Universal Approach Case Study

933 Words4 Pages
Murphy (1986) reminds us that in the U.K., the popularity of medical genetics and the abuse of Darwinism created increasingly racial and racist accounts of why certain groups of people were more degraded or tainted than others. Very little was known or researched on what was happening to large groups of individuals who were needing or seeking help in the context of alienation and disadvantage.

Power in the two approaches
Foucault points out that juridical systems of power produce the subjects they subsequently come to represent” Power in transcultural psychotherapy inevitably “reproduces” what it claims merely to “ represent”, which is decentralization and seclusion.

Fukuyama (1991) commented that “many people belonging to cultural groups who do not fit within the dominant culture power structure experience various forms
…show more content…
What this approach dose ultimately seeks to do away with vital domains of difference or cultural difference. Differences which emerge from and through being socialized within the framework of a particular group. The aim of the Universal approach is to enable the psychotherapist and counselor to overlook and not to be effected by difference.
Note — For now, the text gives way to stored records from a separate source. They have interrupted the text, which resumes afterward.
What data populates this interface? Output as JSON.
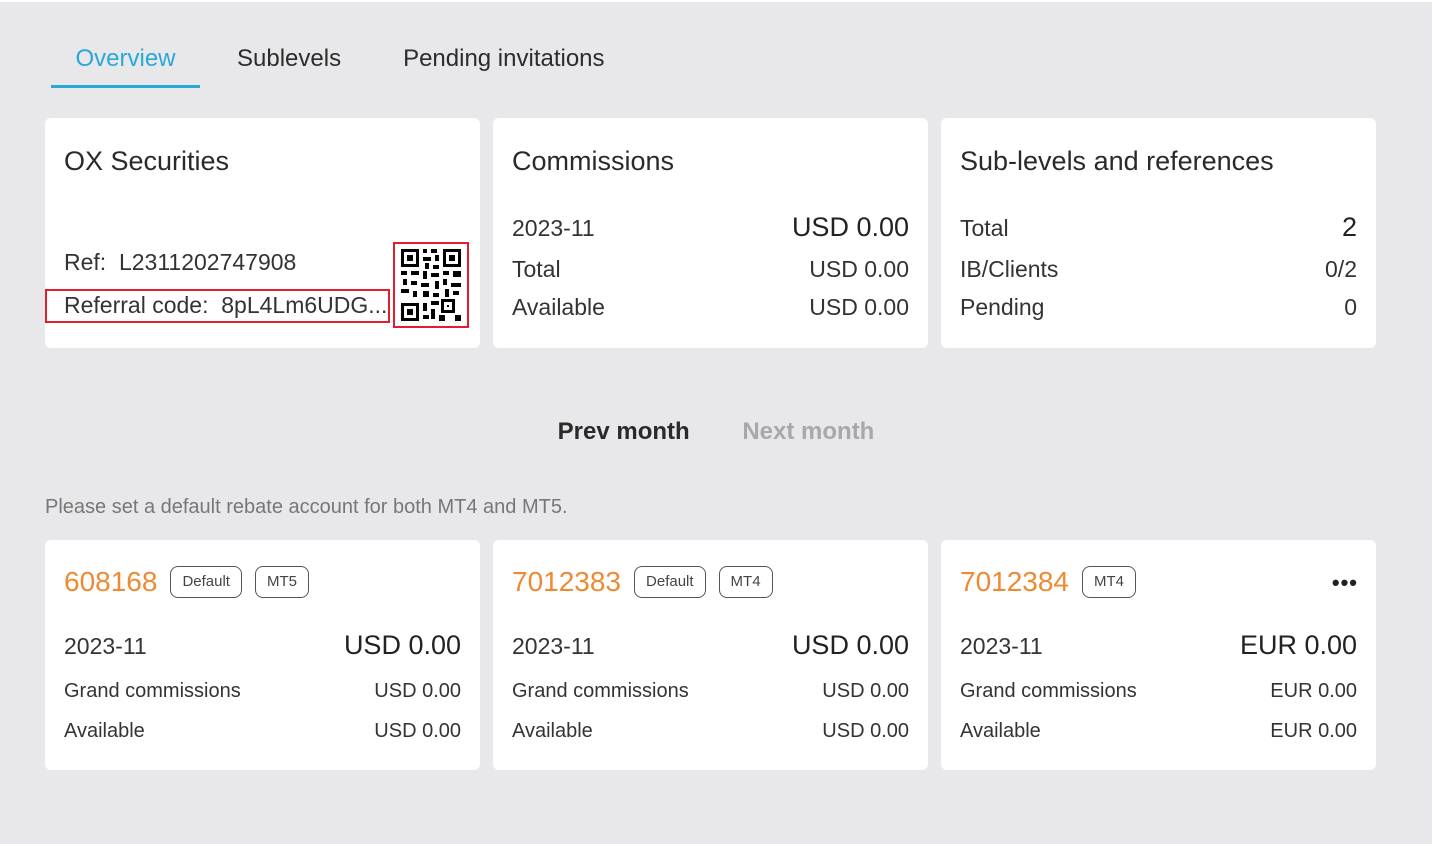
{
  "tabs": {
    "overview": "Overview",
    "sublevels": "Sublevels",
    "pending": "Pending invitations"
  },
  "brand_card": {
    "title": "OX Securities",
    "ref_label": "Ref:",
    "ref_value": "L2311202747908",
    "referral_label": "Referral code:",
    "referral_value": "8pL4Lm6UDG..."
  },
  "commissions_card": {
    "title": "Commissions",
    "period": "2023-11",
    "period_value": "USD 0.00",
    "total_label": "Total",
    "total_value": "USD 0.00",
    "available_label": "Available",
    "available_value": "USD 0.00"
  },
  "sublevels_card": {
    "title": "Sub-levels and references",
    "total_label": "Total",
    "total_value": "2",
    "ib_label": "IB/Clients",
    "ib_value": "0/2",
    "pending_label": "Pending",
    "pending_value": "0"
  },
  "month_nav": {
    "prev": "Prev month",
    "next": "Next month"
  },
  "notice": "Please set a default rebate account for both MT4 and MT5.",
  "accounts": [
    {
      "number": "608168",
      "badges": [
        "Default",
        "MT5"
      ],
      "period": "2023-11",
      "period_value": "USD 0.00",
      "grand_label": "Grand commissions",
      "grand_value": "USD 0.00",
      "available_label": "Available",
      "available_value": "USD 0.00"
    },
    {
      "number": "7012383",
      "badges": [
        "Default",
        "MT4"
      ],
      "period": "2023-11",
      "period_value": "USD 0.00",
      "grand_label": "Grand commissions",
      "grand_value": "USD 0.00",
      "available_label": "Available",
      "available_value": "USD 0.00"
    },
    {
      "number": "7012384",
      "badges": [
        "MT4"
      ],
      "more": "•••",
      "period": "2023-11",
      "period_value": "EUR 0.00",
      "grand_label": "Grand commissions",
      "grand_value": "EUR 0.00",
      "available_label": "Available",
      "available_value": "EUR 0.00"
    }
  ],
  "colors": {
    "accent": "#2aa8d8",
    "account_number": "#ee8a32",
    "highlight_border": "#e01e2f",
    "background": "#e8e8ea"
  },
  "icons": {
    "qr": "qr-code-icon",
    "more": "more-options-icon"
  }
}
This domination influences the counseling process.

The advantage of the universal approach is that it reminds us that humans have many characteristic and attributes in common and that all people are unique as individuals. The Universal approach argues that any human difference can be considered cultural. Margolis and Rungta (1986) shared with other Universalist the position that “ the psychological consequences of being ‘ different’ are common across special populations, regardless of whether individual are members of an ethnic minority, homosexual or disabled” Margolis&
Open Document